Last week, a British courtroom heard that Jack Letts, a man the Canadian government has been trying to get out of a Syrian prison, wanted to “perform a martyrdom” on British soldiers.
Letts, also known as “Jihadi Jack,” is being held by Kurdish rebels in Syria for being part of ISIS. His parents, John and Sally Letts, are on trial for funding terrorism for sending him money.
The courtroom heard that in 2015 after Letts had converted to Islam and moved to Syria, he had made comments and sent messages acknowledging his ISIS sympathies — his parents stand accused of sending him money anyway.
When an old friend made a post on Facebook celebrating the completion of a Commando Artillery Course in the British Army, Letts allegedly commented: “I would love to perform a martyrdom operation in this scene.”
When Sally Letts confronted Jack about comment over Facebook, he messaged her saying “I admit it was wrong if I seemed like I was joking. I genuinely believe attacking the British Army is a very praiseworthy action when the intention is correct. I would happily kill each and every one of [his friends’] Unit personally.”
“This message for you, Mum and [younger brother] Tyler, I honestly want to cut Linus’ head off. I hope he finds himself lost in Beji or Fallujah one day and sees me whilst I’m armed and I put six bullets in his head.”
Letts left his home town of Oxford for Syria in 2014 after converting to Islam. It was reported that Letts joined ISIS, a charge both his parents adamantly deny.
The Canadian government made contact with Letts in January and provided help in dealing with his situation.
A British member of parliament alleged that the Canadian government had a plan to smuggle Letts from Syria to Canada, but was stopped by a third party. Public Safety Minister Ralph Goodale denied this report.

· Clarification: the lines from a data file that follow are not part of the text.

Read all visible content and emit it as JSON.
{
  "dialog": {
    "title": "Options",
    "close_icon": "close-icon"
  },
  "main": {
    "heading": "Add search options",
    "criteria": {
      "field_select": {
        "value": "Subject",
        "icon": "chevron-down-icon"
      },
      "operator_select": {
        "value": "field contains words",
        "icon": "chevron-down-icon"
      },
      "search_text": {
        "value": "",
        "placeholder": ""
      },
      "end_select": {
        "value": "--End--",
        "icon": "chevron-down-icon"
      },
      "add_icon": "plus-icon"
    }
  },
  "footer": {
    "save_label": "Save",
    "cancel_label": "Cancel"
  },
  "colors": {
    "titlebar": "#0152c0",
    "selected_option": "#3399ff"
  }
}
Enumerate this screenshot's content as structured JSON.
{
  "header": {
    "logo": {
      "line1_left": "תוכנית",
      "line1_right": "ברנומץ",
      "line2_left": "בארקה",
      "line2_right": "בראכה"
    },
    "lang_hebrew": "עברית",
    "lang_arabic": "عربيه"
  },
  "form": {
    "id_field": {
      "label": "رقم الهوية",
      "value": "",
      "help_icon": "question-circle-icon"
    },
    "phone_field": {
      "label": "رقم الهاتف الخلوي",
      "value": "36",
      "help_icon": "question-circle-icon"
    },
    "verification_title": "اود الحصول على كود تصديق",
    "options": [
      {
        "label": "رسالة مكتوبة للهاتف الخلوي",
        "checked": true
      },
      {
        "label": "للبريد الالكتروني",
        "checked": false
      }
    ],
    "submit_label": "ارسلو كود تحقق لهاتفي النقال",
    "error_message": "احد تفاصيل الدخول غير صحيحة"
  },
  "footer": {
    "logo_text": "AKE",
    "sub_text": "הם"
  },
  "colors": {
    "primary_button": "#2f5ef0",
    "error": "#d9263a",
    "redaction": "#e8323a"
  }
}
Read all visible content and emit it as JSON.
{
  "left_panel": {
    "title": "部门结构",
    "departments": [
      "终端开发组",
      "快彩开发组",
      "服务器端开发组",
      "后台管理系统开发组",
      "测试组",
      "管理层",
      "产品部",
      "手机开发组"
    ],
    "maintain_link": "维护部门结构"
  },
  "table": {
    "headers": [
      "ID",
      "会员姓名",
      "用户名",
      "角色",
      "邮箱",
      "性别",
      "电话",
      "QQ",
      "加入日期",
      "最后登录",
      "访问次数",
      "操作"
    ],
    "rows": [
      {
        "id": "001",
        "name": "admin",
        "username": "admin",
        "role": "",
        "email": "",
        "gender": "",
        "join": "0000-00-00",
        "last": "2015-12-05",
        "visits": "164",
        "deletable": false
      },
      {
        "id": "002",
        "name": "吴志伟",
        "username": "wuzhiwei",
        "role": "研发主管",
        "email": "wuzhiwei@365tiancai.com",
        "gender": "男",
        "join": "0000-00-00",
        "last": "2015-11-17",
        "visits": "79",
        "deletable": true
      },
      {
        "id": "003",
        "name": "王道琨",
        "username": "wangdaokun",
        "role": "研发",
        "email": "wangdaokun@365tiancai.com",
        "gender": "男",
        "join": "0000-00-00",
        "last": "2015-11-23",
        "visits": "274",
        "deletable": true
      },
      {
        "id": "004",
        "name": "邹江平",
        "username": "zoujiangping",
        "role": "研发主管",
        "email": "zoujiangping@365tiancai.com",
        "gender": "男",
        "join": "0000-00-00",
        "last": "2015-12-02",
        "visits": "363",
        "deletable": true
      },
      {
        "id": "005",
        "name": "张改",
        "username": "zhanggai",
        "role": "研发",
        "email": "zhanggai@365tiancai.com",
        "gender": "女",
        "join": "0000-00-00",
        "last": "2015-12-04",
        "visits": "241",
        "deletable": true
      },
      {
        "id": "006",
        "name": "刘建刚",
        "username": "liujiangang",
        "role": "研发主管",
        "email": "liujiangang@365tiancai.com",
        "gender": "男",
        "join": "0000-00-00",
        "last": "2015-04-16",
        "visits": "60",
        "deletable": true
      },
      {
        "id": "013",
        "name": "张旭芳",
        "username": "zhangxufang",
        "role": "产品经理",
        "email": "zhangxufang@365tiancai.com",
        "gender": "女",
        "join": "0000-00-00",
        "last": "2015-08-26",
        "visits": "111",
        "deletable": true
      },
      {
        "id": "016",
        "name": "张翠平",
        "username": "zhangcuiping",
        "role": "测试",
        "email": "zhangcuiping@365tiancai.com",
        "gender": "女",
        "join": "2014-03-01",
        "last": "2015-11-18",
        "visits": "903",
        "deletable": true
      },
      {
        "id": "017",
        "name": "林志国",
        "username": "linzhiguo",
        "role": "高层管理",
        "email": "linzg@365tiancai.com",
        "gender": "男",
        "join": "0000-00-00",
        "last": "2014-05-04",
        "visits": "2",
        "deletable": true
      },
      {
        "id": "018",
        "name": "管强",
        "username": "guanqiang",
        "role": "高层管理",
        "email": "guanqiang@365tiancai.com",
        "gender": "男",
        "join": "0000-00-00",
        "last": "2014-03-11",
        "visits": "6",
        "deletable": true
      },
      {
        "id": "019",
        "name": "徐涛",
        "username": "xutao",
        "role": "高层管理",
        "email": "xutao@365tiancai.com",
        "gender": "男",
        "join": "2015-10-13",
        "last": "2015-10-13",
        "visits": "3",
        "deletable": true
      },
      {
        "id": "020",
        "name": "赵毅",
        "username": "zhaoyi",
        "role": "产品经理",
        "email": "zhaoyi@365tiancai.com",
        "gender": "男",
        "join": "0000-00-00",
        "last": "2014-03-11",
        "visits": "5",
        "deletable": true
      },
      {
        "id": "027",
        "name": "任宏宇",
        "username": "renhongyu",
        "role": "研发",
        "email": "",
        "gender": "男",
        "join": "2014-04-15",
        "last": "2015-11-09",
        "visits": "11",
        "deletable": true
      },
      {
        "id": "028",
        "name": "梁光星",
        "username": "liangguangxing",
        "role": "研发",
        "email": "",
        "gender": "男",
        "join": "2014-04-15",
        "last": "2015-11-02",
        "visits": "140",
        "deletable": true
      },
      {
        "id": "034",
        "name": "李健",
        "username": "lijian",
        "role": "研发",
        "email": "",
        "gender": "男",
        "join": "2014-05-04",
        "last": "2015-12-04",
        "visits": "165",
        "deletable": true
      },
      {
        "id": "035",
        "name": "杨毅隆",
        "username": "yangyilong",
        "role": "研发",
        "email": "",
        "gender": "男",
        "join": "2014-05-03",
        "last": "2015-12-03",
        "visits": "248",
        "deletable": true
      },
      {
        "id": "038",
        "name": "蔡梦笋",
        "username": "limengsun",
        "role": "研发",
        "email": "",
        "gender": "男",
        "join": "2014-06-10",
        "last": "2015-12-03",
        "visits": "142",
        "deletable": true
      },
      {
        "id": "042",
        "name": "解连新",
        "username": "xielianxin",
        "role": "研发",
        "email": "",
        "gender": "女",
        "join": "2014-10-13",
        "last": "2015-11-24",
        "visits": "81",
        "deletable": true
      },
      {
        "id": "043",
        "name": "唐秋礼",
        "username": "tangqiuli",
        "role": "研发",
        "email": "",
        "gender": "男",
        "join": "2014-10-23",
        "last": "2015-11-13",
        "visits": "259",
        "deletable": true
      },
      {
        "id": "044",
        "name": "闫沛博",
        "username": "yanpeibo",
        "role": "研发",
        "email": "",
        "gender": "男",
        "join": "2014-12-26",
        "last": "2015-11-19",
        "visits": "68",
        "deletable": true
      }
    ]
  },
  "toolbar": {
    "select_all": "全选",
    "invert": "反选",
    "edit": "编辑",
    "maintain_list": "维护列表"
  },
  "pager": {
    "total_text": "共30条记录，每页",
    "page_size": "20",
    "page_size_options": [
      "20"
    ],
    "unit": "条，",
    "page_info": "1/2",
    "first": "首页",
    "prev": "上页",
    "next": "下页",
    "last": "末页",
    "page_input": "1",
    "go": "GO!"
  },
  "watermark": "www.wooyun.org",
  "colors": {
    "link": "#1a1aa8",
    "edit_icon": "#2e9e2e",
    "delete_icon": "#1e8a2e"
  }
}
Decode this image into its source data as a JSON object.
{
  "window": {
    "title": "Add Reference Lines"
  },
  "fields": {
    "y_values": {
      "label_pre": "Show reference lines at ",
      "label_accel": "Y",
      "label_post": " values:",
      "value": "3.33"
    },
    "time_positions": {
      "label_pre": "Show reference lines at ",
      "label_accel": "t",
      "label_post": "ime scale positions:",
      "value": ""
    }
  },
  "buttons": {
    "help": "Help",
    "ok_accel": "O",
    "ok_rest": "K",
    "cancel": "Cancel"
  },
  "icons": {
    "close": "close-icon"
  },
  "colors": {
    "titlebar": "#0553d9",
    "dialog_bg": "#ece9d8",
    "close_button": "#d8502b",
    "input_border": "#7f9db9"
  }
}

He may not have stepped foot in Canada before, but he has dual-citizenship through his father.
Despite the fact that the British government has decided to leave him with Kurdish authorities, the Canadian government has devoted time and resources to finding him a way to Canada.
After Conservative leader Andrew Scheer asked the government about their reasoning for investing so much into seeing an accused ISIS fighter come to Canada, his parents responded.
“Mr. Scheer confidently claimed that Jack is ‘a known jihadi fighter’ — a blatant lie that he knows is untrue. Simply repeating a lie four times does not make it true.”
As Letts’ case continues to develop, the Canadian government estimates that “approximately 60” ISIS fighters have already returned to Canada.